Anonymous hacks Angolan government after activists jailed

Internet

Collective says it attacked official websites in retaliation to sentences given to 17 members of a book club in Luanda

A Portuguese branch of the Anonymous hacking collective says it has shut down around 20 Angolan government websites in retaliation to the jailing of 17 youth activists for plotting a “rebellion”.

The youths, including well-known rapper Luaty Beirão, were sentenced on Monday to between two and eight-and-a-half years, in a ruling that Amnesty International said was “an affront to justice”.

In a statement on its Facebook page the Anonymous Portugal group listed the government websites it said it had attacked. None of the websites were accessible on Wednesday.

“The real criminals are outside, defended by the capitalist system that increasingly spreads in the minds of the weak,” Anonymous said.

There was no immediate comment from the Angolan government on the alleged cyber attack.

Beirão, who holds dual Portuguese and Angolan nationality, has a loyal fan base in Portugal, the colonial ruler of Angola until the country won its independence after a protracted war in 1974.

Amnesty called for the immediate release of the activists, 15 of whom were detained during a weekly book group meeting in the capital Luanda last June.

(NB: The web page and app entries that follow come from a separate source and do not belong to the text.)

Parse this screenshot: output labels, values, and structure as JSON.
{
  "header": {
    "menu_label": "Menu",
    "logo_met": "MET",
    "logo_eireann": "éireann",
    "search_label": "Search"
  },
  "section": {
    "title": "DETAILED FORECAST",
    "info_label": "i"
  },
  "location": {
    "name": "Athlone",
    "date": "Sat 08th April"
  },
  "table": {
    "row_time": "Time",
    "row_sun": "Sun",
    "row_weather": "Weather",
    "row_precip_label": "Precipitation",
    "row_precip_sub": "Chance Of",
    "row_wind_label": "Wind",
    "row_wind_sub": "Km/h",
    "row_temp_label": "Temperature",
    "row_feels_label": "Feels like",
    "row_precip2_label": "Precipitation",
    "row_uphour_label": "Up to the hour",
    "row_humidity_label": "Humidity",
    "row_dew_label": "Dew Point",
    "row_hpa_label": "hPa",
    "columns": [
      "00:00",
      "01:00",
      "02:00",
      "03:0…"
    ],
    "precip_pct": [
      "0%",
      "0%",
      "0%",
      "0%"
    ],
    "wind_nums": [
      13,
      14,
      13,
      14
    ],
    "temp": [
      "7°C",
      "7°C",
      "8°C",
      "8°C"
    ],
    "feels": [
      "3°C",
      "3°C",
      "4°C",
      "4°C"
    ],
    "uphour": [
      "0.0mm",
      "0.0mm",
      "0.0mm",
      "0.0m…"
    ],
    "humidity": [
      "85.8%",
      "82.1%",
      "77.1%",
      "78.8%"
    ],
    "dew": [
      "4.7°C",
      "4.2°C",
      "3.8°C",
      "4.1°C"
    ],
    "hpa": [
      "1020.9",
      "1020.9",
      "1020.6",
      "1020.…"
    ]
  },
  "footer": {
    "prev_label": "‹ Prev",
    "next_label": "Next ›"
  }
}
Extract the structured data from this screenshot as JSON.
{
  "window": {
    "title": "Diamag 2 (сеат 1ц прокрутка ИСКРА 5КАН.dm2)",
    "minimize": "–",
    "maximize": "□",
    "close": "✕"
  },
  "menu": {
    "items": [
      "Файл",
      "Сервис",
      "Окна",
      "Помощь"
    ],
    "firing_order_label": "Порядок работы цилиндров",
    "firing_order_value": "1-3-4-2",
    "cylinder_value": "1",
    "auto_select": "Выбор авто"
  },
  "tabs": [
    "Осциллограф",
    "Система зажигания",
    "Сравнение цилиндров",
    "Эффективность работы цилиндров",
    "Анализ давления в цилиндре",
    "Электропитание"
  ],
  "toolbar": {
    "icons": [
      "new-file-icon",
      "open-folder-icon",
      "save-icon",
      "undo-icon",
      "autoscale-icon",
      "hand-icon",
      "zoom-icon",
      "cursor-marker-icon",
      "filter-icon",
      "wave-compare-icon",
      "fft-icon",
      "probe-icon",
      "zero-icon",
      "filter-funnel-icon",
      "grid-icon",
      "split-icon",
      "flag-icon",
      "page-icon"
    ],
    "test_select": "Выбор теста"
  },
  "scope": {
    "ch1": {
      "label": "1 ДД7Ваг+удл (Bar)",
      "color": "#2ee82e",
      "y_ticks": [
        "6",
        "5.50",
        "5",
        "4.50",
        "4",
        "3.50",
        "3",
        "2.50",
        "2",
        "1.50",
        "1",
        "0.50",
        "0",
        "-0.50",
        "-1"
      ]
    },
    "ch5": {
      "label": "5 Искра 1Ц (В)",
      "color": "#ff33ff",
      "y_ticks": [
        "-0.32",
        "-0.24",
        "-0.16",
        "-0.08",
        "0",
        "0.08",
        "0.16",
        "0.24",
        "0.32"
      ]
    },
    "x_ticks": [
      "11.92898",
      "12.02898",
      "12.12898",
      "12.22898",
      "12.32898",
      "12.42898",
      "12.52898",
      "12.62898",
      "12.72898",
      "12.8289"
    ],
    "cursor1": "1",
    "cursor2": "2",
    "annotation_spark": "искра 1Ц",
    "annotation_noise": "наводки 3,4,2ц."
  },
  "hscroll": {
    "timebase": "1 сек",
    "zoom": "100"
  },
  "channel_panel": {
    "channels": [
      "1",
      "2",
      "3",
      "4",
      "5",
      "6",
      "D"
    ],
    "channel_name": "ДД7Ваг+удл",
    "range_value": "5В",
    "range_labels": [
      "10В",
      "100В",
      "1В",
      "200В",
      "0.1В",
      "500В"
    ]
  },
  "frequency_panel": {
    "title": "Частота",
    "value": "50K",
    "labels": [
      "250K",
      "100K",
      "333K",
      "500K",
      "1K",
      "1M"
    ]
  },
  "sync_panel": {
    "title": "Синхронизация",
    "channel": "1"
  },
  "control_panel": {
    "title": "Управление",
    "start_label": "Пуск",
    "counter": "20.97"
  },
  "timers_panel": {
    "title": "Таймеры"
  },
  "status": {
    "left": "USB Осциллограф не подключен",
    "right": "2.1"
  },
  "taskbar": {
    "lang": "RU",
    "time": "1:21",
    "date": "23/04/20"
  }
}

“Angolan authorities use the criminal justice system to silence dissenting views,” said Amnesty director Deprose Muchena.

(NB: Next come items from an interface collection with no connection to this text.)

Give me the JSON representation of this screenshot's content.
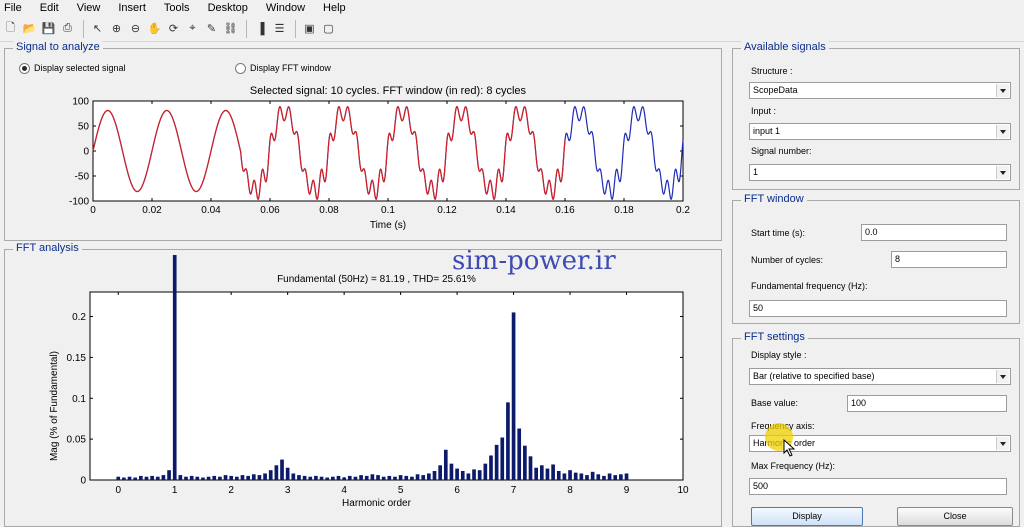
{
  "menu": [
    "File",
    "Edit",
    "View",
    "Insert",
    "Tools",
    "Desktop",
    "Window",
    "Help"
  ],
  "toolbar_icons": [
    "new-file-icon",
    "open-folder-icon",
    "save-icon",
    "print-icon",
    "pointer-icon",
    "zoom-in-icon",
    "zoom-out-icon",
    "pan-icon",
    "rotate-icon",
    "data-cursor-icon",
    "brush-icon",
    "link-icon",
    "colorbar-icon",
    "legend-icon",
    "hide-tools-icon",
    "show-tools-icon"
  ],
  "signal_panel": {
    "title": "Signal to analyze",
    "radio_selected": "Display selected signal",
    "radio_fft": "Display FFT window",
    "plot_title": "Selected signal: 10 cycles. FFT window (in red): 8 cycles",
    "xlabel": "Time (s)",
    "xticks": [
      "0",
      "0.02",
      "0.04",
      "0.06",
      "0.08",
      "0.1",
      "0.12",
      "0.14",
      "0.16",
      "0.18",
      "0.2"
    ],
    "yticks": [
      "100",
      "50",
      "0",
      "-50",
      "-100"
    ]
  },
  "fft_panel": {
    "title": "FFT analysis",
    "plot_title": "Fundamental (50Hz) = 81.19 , THD= 25.61%",
    "xlabel": "Harmonic order",
    "ylabel": "Mag (% of Fundamental)",
    "xticks": [
      "0",
      "1",
      "2",
      "3",
      "4",
      "5",
      "6",
      "7",
      "8",
      "9",
      "10"
    ],
    "yticks": [
      "0.2",
      "0.15",
      "0.1",
      "0.05",
      "0"
    ]
  },
  "watermark": "sim-power.ir",
  "available_signals": {
    "title": "Available signals",
    "structure_label": "Structure :",
    "structure_value": "ScopeData",
    "input_label": "Input :",
    "input_value": "input 1",
    "signal_number_label": "Signal number:",
    "signal_number_value": "1"
  },
  "fft_window": {
    "title": "FFT window",
    "start_time_label": "Start time (s):",
    "start_time_value": "0.0",
    "cycles_label": "Number of cycles:",
    "cycles_value": "8",
    "fund_freq_label": "Fundamental frequency (Hz):",
    "fund_freq_value": "50"
  },
  "fft_settings": {
    "title": "FFT settings",
    "display_style_label": "Display style :",
    "display_style_value": "Bar (relative to specified base)",
    "base_value_label": "Base value:",
    "base_value": "100",
    "freq_axis_label": "Frequency axis:",
    "freq_axis_value": "Harmonic order",
    "max_freq_label": "Max Frequency (Hz):",
    "max_freq_value": "500"
  },
  "buttons": {
    "display": "Display",
    "close": "Close"
  },
  "chart_data": [
    {
      "type": "line",
      "title": "Selected signal: 10 cycles. FFT window (in red): 8 cycles",
      "xlabel": "Time (s)",
      "ylabel": "",
      "xlim": [
        0,
        0.2
      ],
      "ylim": [
        -100,
        100
      ],
      "grid": false,
      "series": [
        {
          "color": "#1f2ab5",
          "x_range": [
            0,
            0.2
          ],
          "description_fundamental_amplitude": 81.19
        },
        {
          "color": "#d62020",
          "x_range": [
            0,
            0.16
          ]
        }
      ]
    },
    {
      "type": "bar",
      "title": "Fundamental (50Hz) = 81.19 , THD= 25.61%",
      "xlabel": "Harmonic order",
      "ylabel": "Mag (% of Fundamental)",
      "xlim": [
        -0.5,
        10
      ],
      "ylim": [
        0,
        0.23
      ],
      "color": "#0c1a6b",
      "x": [
        0,
        0.1,
        0.2,
        0.3,
        0.4,
        0.5,
        0.6,
        0.7,
        0.8,
        0.9,
        1,
        1.1,
        1.2,
        1.3,
        1.4,
        1.5,
        1.6,
        1.7,
        1.8,
        1.9,
        2,
        2.1,
        2.2,
        2.3,
        2.4,
        2.5,
        2.6,
        2.7,
        2.8,
        2.9,
        3,
        3.1,
        3.2,
        3.3,
        3.4,
        3.5,
        3.6,
        3.7,
        3.8,
        3.9,
        4,
        4.1,
        4.2,
        4.3,
        4.4,
        4.5,
        4.6,
        4.7,
        4.8,
        4.9,
        5,
        5.1,
        5.2,
        5.3,
        5.4,
        5.5,
        5.6,
        5.7,
        5.8,
        5.9,
        6,
        6.1,
        6.2,
        6.3,
        6.4,
        6.5,
        6.6,
        6.7,
        6.8,
        6.9,
        7,
        7.1,
        7.2,
        7.3,
        7.4,
        7.5,
        7.6,
        7.7,
        7.8,
        7.9,
        8,
        8.1,
        8.2,
        8.3,
        8.4,
        8.5,
        8.6,
        8.7,
        8.8,
        8.9,
        9
      ],
      "values": [
        0.004,
        0.003,
        0.004,
        0.003,
        0.005,
        0.004,
        0.005,
        0.004,
        0.006,
        0.012,
        1.0,
        0.006,
        0.004,
        0.005,
        0.004,
        0.003,
        0.004,
        0.005,
        0.004,
        0.006,
        0.005,
        0.004,
        0.006,
        0.005,
        0.007,
        0.006,
        0.008,
        0.012,
        0.018,
        0.025,
        0.015,
        0.008,
        0.006,
        0.005,
        0.004,
        0.005,
        0.004,
        0.003,
        0.004,
        0.005,
        0.003,
        0.005,
        0.004,
        0.006,
        0.005,
        0.007,
        0.006,
        0.004,
        0.005,
        0.004,
        0.006,
        0.005,
        0.004,
        0.007,
        0.006,
        0.008,
        0.011,
        0.018,
        0.037,
        0.02,
        0.014,
        0.011,
        0.008,
        0.013,
        0.012,
        0.02,
        0.03,
        0.043,
        0.052,
        0.095,
        0.205,
        0.063,
        0.042,
        0.029,
        0.015,
        0.018,
        0.014,
        0.019,
        0.011,
        0.008,
        0.012,
        0.009,
        0.008,
        0.006,
        0.01,
        0.007,
        0.005,
        0.008,
        0.006,
        0.007,
        0.008
      ]
    }
  ]
}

“The activists have been wrongly convicted in a deeply-politicised trial. They are the victims of a government determined to intimidate anyone who dares to question its repressive policies.”

At the sentencing, about 30 protesters outside the court yelled “free the youths, arrest dictator Jose Eduardo dos Santos”, the president of Angola since 1979.

A man who shouted inside the court that the sentences were a “travesty of justice” was himself sentenced on Tuesday to eight months in jail.

The jailed activists insist they are peaceful campaigners lobbying for Dos Santos, 73, to step down.

This month, he said he would retire in 2018 but the announcement was received with scepticism following two similar pledges in the past. His current mandate ends at the end of next year.
Source: The Guardian 30th March 2016